March 6, 2023 By Roy Harris
The all-woman cast Hingham Civic Music Theatre has chosen for “The Sweet Delilah Swim Club,” set to open for two weekends April 28 at town hall’s Sanborn Auditorium, includes two actors from Hingham, two from Rockland, and one from Kingston, director Danny Bolton has announced.
Hingham stage veterans Sarah Dewey and Patty Bowes-Phillips play Sheree and Jeri Neal, respectively, with Rockland’s Bonnie Gardner and Carol Cahill as Lexie and Dinah, and Kingston’s Stephanie Baker as Vernadette.
They will combine in an intimate portrayal of “the journey of five women who first met on a competitive swim team and have forged a 50-year-plus bond of friendship,” says the Braintree-based Bolton, esteemed as both an award-winning actor and a director. “I have loved this play from the first time I read it, and found myself laughing out loud.”
Playwrights Jessie Jones, Nicholas Hope and Jamie Wooten, he adds, created scenes that unravel to show the five “reap the inherent joys that such a long-standing bond can bring.” And “at its generous heart” it is about “the bonds that sustain us and make life ‘Sweet.’ It is said that we laugh deepest and longest with the people who have known us deepest and longest, and this play lets us do just that.”

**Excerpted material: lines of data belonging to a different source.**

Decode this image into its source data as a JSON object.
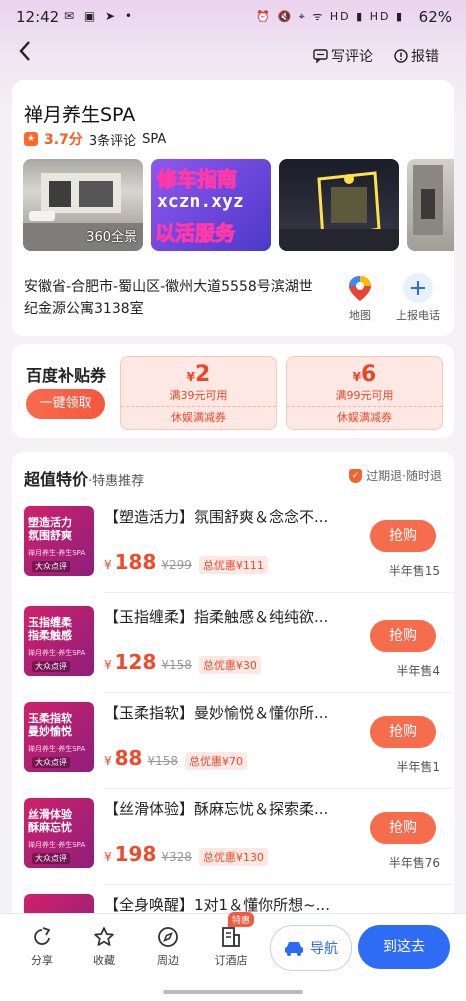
{
  "status_bar": {
    "time": "12:42",
    "left_icons": "✉ ▣ ➤ •",
    "right_icons": "⏰ 🔇 ⌖ ᯤ HD ▮ HD ▮",
    "battery": "62%"
  },
  "nav": {
    "write_review": "写评论",
    "report_error": "报错"
  },
  "shop": {
    "name": "禅月养生SPA",
    "score": "3.7分",
    "reviews": "3条评论",
    "category": "SPA",
    "photo_overlay_label": "360全景",
    "ad_text_1": "修车指南",
    "ad_text_2": "xczn.xyz",
    "ad_text_3": "以活服务",
    "address": "安徽省-合肥市-蜀山区-徽州大道5558号滨湖世纪金源公寓3138室",
    "map_label": "地图",
    "phone_label": "上报电话"
  },
  "coupons": {
    "title": "百度补贴券",
    "claim_label": "一键领取",
    "items": [
      {
        "amount": "2",
        "condition": "满39元可用",
        "type": "休娱满减券"
      },
      {
        "amount": "6",
        "condition": "满99元可用",
        "type": "休娱满减券"
      }
    ]
  },
  "deals": {
    "header_bold": "超值特价",
    "header_sub": "·特惠推荐",
    "refund_label": "过期退·随时退",
    "buy_label": "抢购",
    "currency": "¥",
    "items": [
      {
        "title": "【塑造活力】氛围舒爽＆念念不...",
        "price": "188",
        "original": "¥299",
        "save": "总优惠¥111",
        "sold": "半年售15",
        "img_text": "塑造活力\n氛围舒爽"
      },
      {
        "title": "【玉指缠柔】指柔触感＆纯纯欲...",
        "price": "128",
        "original": "¥158",
        "save": "总优惠¥30",
        "sold": "半年售4",
        "img_text": "玉指缠柔\n指柔触感"
      },
      {
        "title": "【玉柔指软】曼妙愉悦＆懂你所...",
        "price": "88",
        "original": "¥158",
        "save": "总优惠¥70",
        "sold": "半年售1",
        "img_text": "玉柔指软\n曼妙愉悦"
      },
      {
        "title": "【丝滑体验】酥麻忘忧＆探索柔...",
        "price": "198",
        "original": "¥328",
        "save": "总优惠¥130",
        "sold": "半年售76",
        "img_text": "丝滑体验\n酥麻忘忧"
      },
      {
        "title": "【全身唤醒】1对1＆懂你所想~...",
        "price": "",
        "original": "",
        "save": "",
        "sold": "",
        "img_text": ""
      }
    ],
    "img_sub": "禅月养生·养生SPA",
    "img_tag": "大众点评"
  },
  "bottom_bar": {
    "share": "分享",
    "favorite": "收藏",
    "nearby": "周边",
    "hotel": "订酒店",
    "hotel_badge": "特惠",
    "navigate": "导航",
    "go_here": "到这去"
  }
}
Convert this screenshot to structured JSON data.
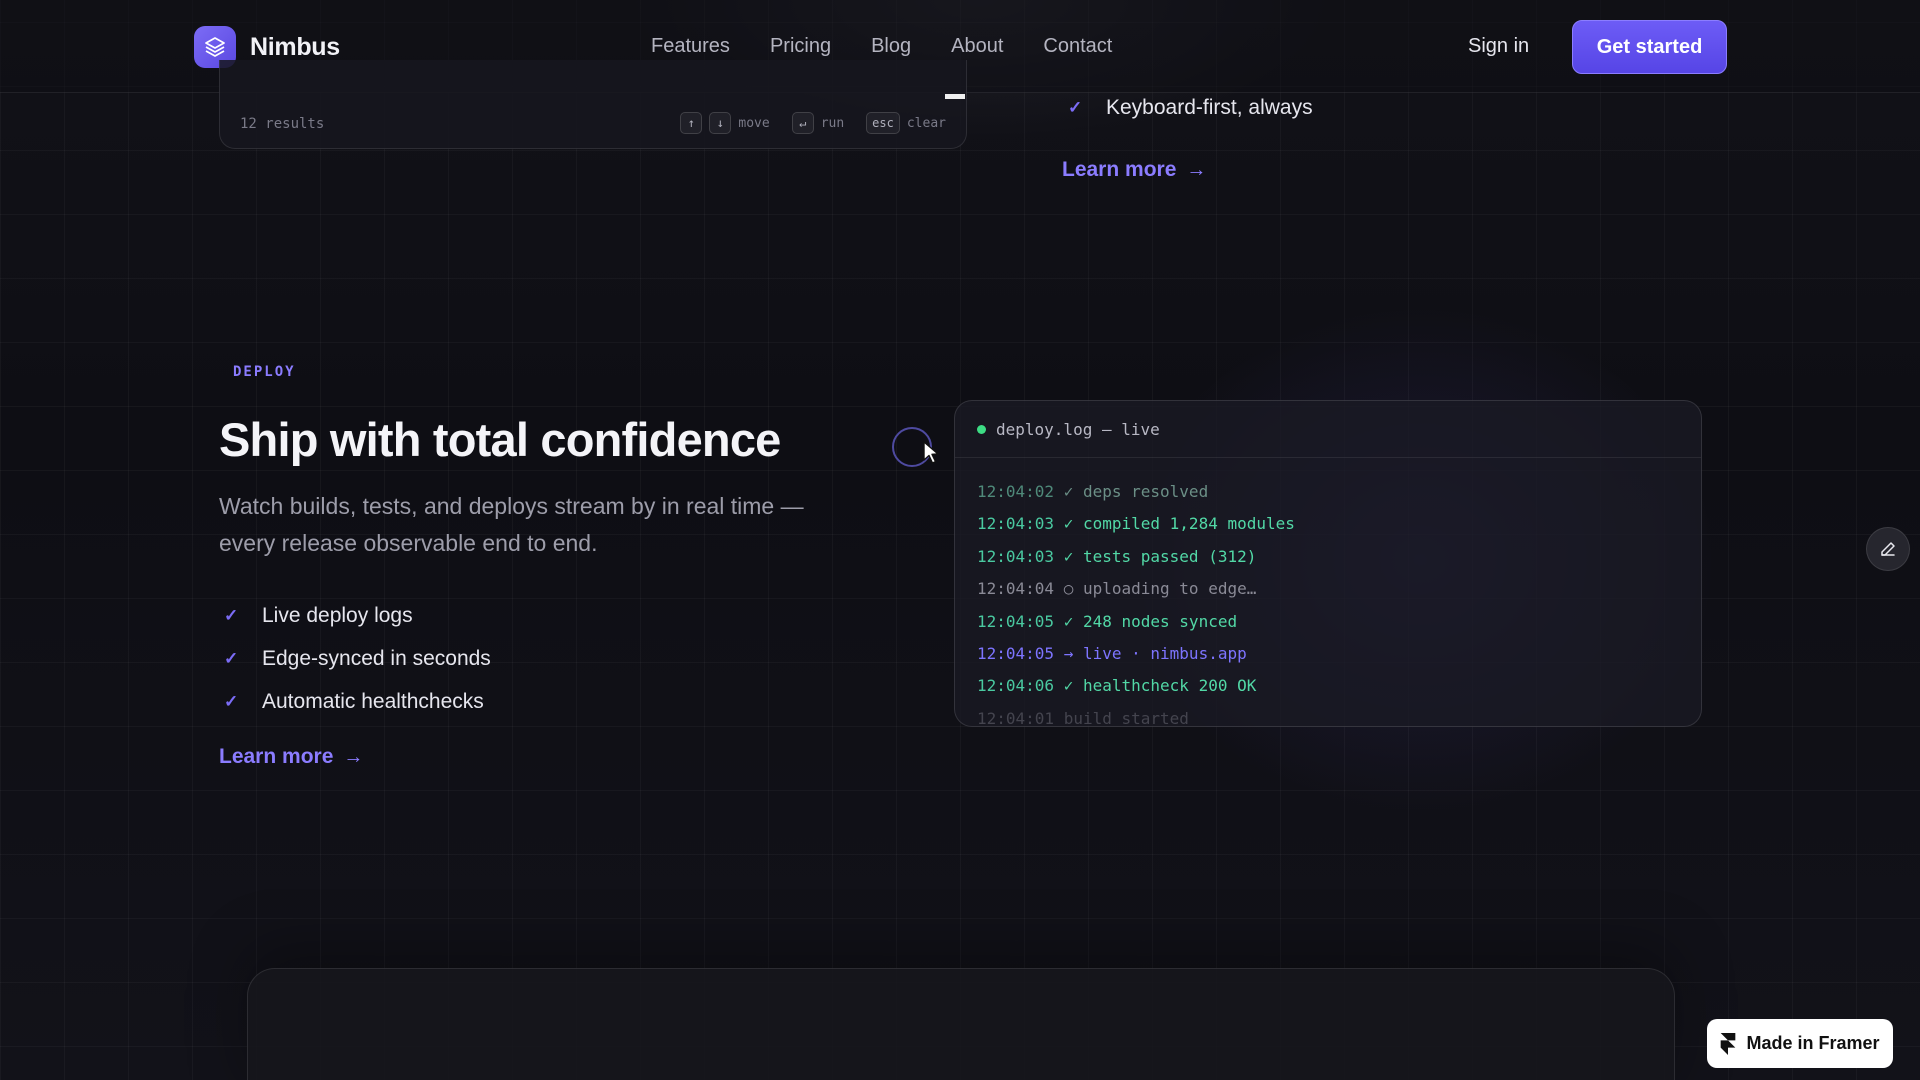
{
  "brand": {
    "name": "Nimbus",
    "logo_icon": "layers-icon",
    "accent": "#6d5cf6"
  },
  "nav": {
    "links": [
      "Features",
      "Pricing",
      "Blog",
      "About",
      "Contact"
    ],
    "sign_in": "Sign in",
    "cta": "Get started"
  },
  "command_panel": {
    "results": "12 results",
    "keys": {
      "up": "↑",
      "down": "↓",
      "move": "move",
      "enter": "↵",
      "run": "run",
      "esc": "esc",
      "clear": "clear"
    }
  },
  "prev_section": {
    "feature": "Keyboard-first, always",
    "learn_more": "Learn more",
    "arrow": "→"
  },
  "deploy_section": {
    "eyebrow": "DEPLOY",
    "headline": "Ship with total confidence",
    "description": "Watch builds, tests, and deploys stream by in real time — every release observable end to end.",
    "features": [
      "Live deploy logs",
      "Edge-synced in seconds",
      "Automatic healthchecks"
    ],
    "check": "✓",
    "learn_more": "Learn more",
    "arrow": "→"
  },
  "deploy_log": {
    "title": "deploy.log — live",
    "status_color": "#3ddc84",
    "lines": [
      {
        "time": "12:04:02",
        "text": "✓ deps resolved"
      },
      {
        "time": "12:04:03",
        "text": "✓ compiled 1,284 modules"
      },
      {
        "time": "12:04:03",
        "text": "✓ tests passed (312)"
      },
      {
        "time": "12:04:04",
        "text": "○ uploading to edge…"
      },
      {
        "time": "12:04:05",
        "text": "✓ 248 nodes synced"
      },
      {
        "time": "12:04:05",
        "text": "→ live · nimbus.app"
      },
      {
        "time": "12:04:06",
        "text": "✓ healthcheck 200 OK"
      },
      {
        "time": "12:04:01",
        "text": "build started"
      }
    ]
  },
  "framer_badge": {
    "label": "Made in Framer",
    "icon": "framer-icon"
  },
  "edit_button": {
    "icon": "pencil-icon"
  }
}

As the HCMT ensemble of Dewey, Bowes-Phillips, Gardner, Cahill and Baker will show, “Bittersweet mixes with hysterical; tears of laughter spring from tears of sadness,” says the director, a Boston College graduate who has played the Shubert Theatre, Lyric Stage, and Company Theatre and other local venues. His acting has garnered coveted IRNE awards for Best Featured Actor and Best Actor in a Musical, a BroadwayWorld Award for Best Featured Actor, along with a Moss Hart Award for Excellence in Theatre. He has been an Actors Equity Association member since 1995.

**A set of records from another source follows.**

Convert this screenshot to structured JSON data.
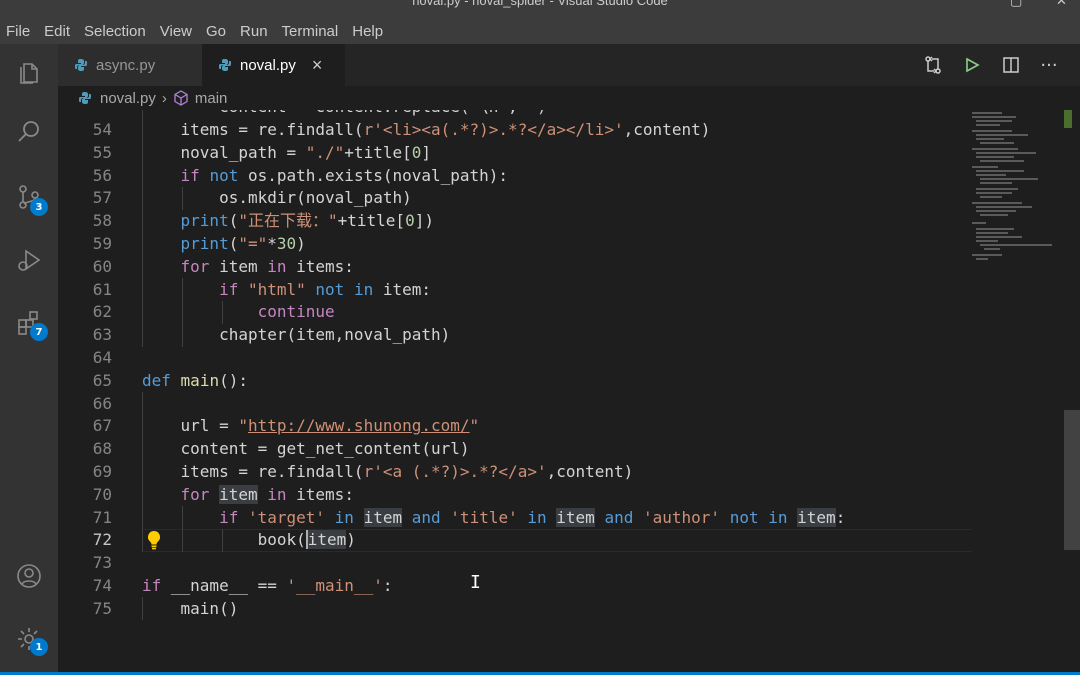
{
  "window": {
    "title": "noval.py - noval_spider - Visual Studio Code"
  },
  "menu": [
    "File",
    "Edit",
    "Selection",
    "View",
    "Go",
    "Run",
    "Terminal",
    "Help"
  ],
  "activity": {
    "scm_badge": "3",
    "extensions_badge": "7",
    "settings_badge": "1"
  },
  "tabs": [
    {
      "label": "async.py",
      "active": false
    },
    {
      "label": "noval.py",
      "active": true,
      "close": "×"
    }
  ],
  "breadcrumb": {
    "file": "noval.py",
    "symbol": "main",
    "separator": "›"
  },
  "editor": {
    "language": "python",
    "current_line": 72,
    "line_numbers": [
      "54",
      "55",
      "56",
      "57",
      "58",
      "59",
      "60",
      "61",
      "62",
      "63",
      "64",
      "65",
      "66",
      "67",
      "68",
      "69",
      "70",
      "71",
      "72",
      "73",
      "74",
      "75"
    ],
    "partial_top_line": "        content = content.replace(\"\\n\",\"\")",
    "lines": {
      "l54": {
        "a": "    items = re.findall(",
        "b": "r'<li><a(.*?)>.*?</a></li>'",
        "c": ",content)"
      },
      "l55": {
        "a": "    noval_path = ",
        "b": "\"./\"",
        "c": "+title[",
        "d": "0",
        "e": "]"
      },
      "l56": {
        "a": "    ",
        "b": "if",
        "c": " ",
        "d": "not",
        "e": " os.path.exists(noval_path):"
      },
      "l57": {
        "a": "        os.mkdir(noval_path)"
      },
      "l58": {
        "a": "    ",
        "b": "print",
        "c": "(",
        "d": "\"正在下载：\"",
        "e": "+title[",
        "f": "0",
        "g": "])"
      },
      "l59": {
        "a": "    ",
        "b": "print",
        "c": "(",
        "d": "\"=\"",
        "e": "*",
        "f": "30",
        "g": ")"
      },
      "l60": {
        "a": "    ",
        "b": "for",
        "c": " item ",
        "d": "in",
        "e": " items:"
      },
      "l61": {
        "a": "        ",
        "b": "if",
        "c": " ",
        "d": "\"html\"",
        "e": " ",
        "f": "not",
        "g": " ",
        "h": "in",
        "i": " item:"
      },
      "l62": {
        "a": "            ",
        "b": "continue"
      },
      "l63": {
        "a": "        chapter(item,noval_path)"
      },
      "l65": {
        "a": "def",
        "b": " ",
        "c": "main",
        "d": "():"
      },
      "l67": {
        "a": "    url = ",
        "b": "\"",
        "c": "http://www.shunong.com/",
        "d": "\""
      },
      "l68": {
        "a": "    content = get_net_content(url)"
      },
      "l69": {
        "a": "    items = re.findall(",
        "b": "r'<a (.*?)>.*?</a>'",
        "c": ",content)"
      },
      "l70": {
        "a": "    ",
        "b": "for",
        "c": " ",
        "d": "item",
        "e": " ",
        "f": "in",
        "g": " items:"
      },
      "l71": {
        "a": "        ",
        "b": "if",
        "c": " ",
        "d": "'target'",
        "e": " ",
        "f": "in",
        "g": " ",
        "h": "item",
        "i": " ",
        "j": "and",
        "k": " ",
        "l": "'title'",
        "m": " ",
        "n": "in",
        "o": " ",
        "p": "item",
        "q": " ",
        "r": "and",
        "s": " ",
        "t": "'author'",
        "u": " ",
        "v": "not",
        "w": " ",
        "x": "in",
        "y": " ",
        "z": "item",
        "zz": ":"
      },
      "l72": {
        "a": "            book(",
        "b": "item",
        "c": ")"
      },
      "l74": {
        "a": "if",
        "b": " __name__ == ",
        "c": "'__main__'",
        "d": ":"
      },
      "l75": {
        "a": "    main()"
      }
    }
  },
  "colors": {
    "background": "#1e1e1e",
    "keyword": "#569cd6",
    "control": "#c586c0",
    "string": "#ce9178",
    "number": "#b5cea8",
    "accent": "#007acc"
  }
}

The April 28-29 opening will be followed the next weekend, May 6-7, at Sanborn, 210 Central St. Ticket information will be available soon.
Roy Harris is a Hingham-based journalist who has acted in South Shore community theater productions for two decades.